EuroClio Board Member and Chairman of the Centre for Education and Innovations (CEDIN), Juraj Varga, travelled to Kolkata in India to represent EuroClio at the History for Peace conference ‘The Idea of Democracy’, organised by the Seagull Foundation for the Arts on 4-6 August 2022. Juraj shares his impressions from a productive visit to India:

Let me share my experience from representing EuroClio and learning and teaching what it stands for. We were invited by our long term partner the Seagull Foundation to a teacher conference in Kolkata in India during the summer of 2022. This sounded like an amazing challenge and adventure, because I had never been that far to the East from Europe and I had never facilitated workshops to Indian teachers before.
The travel itself is another story, but let me focus this report on the conference and the participants.
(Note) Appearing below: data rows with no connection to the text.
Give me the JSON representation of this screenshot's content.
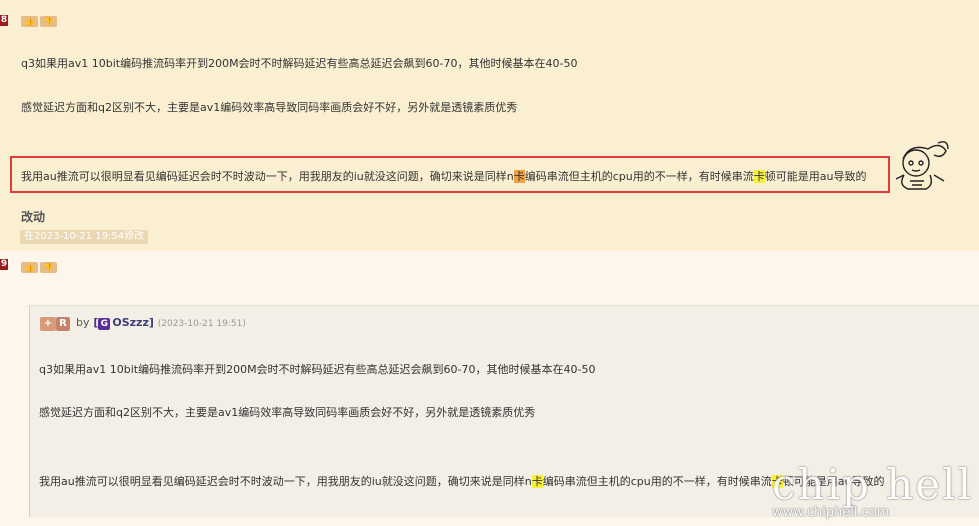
{
  "post1": {
    "floor": "8",
    "vote_up": "👍",
    "vote_down": "👎",
    "line1": "q3如果用av1 10bit编码推流码率开到200M会时不时解码延迟有些高总延迟会飙到60-70，其他时候基本在40-50",
    "line2": "感觉延迟方面和q2区别不大，主要是av1编码效率高导致同码率画质会好不好，另外就是透镜素质优秀",
    "line3_a": "我用au推流可以很明显看见编码延迟会时不时波动一下，用我朋友的iu就没这问题，确切来说是同样n",
    "line3_hl1": "卡",
    "line3_b": "编码串流但主机的cpu用的不一样，有时候串流",
    "line3_hl2": "卡",
    "line3_c": "顿可能是用au导致的",
    "edit_label": "改动",
    "edit_badge": "在2023-10-21 19:54修改"
  },
  "post2": {
    "floor": "9",
    "vote_up": "👍",
    "vote_down": "👎",
    "quote": {
      "rate_plus": "+",
      "rate_r": "R",
      "by": "by",
      "bracket_open": "[",
      "user_g": "G",
      "username": "OSzzz",
      "bracket_close": "]",
      "timestamp": "(2023-10-21 19:51)",
      "line1": "q3如果用av1 10bit编码推流码率开到200M会时不时解码延迟有些高总延迟会飙到60-70，其他时候基本在40-50",
      "line2": "感觉延迟方面和q2区别不大，主要是av1编码效率高导致同码率画质会好不好，另外就是透镜素质优秀",
      "line3_a": "我用au推流可以很明显看见编码延迟会时不时波动一下，用我朋友的iu就没这问题，确切来说是同样n",
      "line3_hl1": "卡",
      "line3_b": "编码串流但主机的cpu用的不一样，有时候串流",
      "line3_hl2": "卡",
      "line3_c": "顿可能是用au导致的"
    }
  },
  "watermark": {
    "logo": "chip hell",
    "url": "www.chiphell.com"
  },
  "colors": {
    "highlight_orange": "#f2a144",
    "highlight_yellow": "#f6f03a",
    "red_box": "#e53b3b",
    "floor_badge": "#9b1c1c"
  }
}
I really enjoyed the format of the conference, with brilliant lecturers opening the day (and I really have to say that what Indian thinkers explore is far more complex and multi-layered than what we think about in Europe, a good food for thought) followed by skilled facilitators bringing in parallel workshops. I can’t report on all the workshops, because I facilitated the same workshop on the second and third day within parallel workshops sessions, but I can share my impressions.

My idea was to present EuroClio and its work and to share with the Indian participants Valerio Bernardi’s learning activity about the Vlora Cargo Ship (from the Learning to Disagree project) and my activity applying Joanna Wojdon’s strategy Using commemorative practices to teach that history is a constructed narrative from EuroClio’s Self Guided Online Course. I chose both activities because I consider them brilliant examples of methodologies that can be easily grasped and transferred into teaching anywhere, even if they are set in European contexts.

I couldn’t have hoped for a better start. Both activities increased the group dynamics and opened the teachers for more discussions. To my greatest satisfaction they also started to throw in examples about their contexts when it comes to migration or the past of specific places in their urban areas. We also had a chance in both workshops to explore Historiana and its functionalities and layout.
Besides these fruitful workshops I took back home with me two key memories;
  • Romila Thapar’s note that even after decades the textbooks are still like telephone directories – a number and a name (during a panel discussion at the end of the conference).
  • Krishna Kumar’s note that democracy is fractured and schools can and have to be the places of healing.

Written by Juraj Varga, Autumn 2022.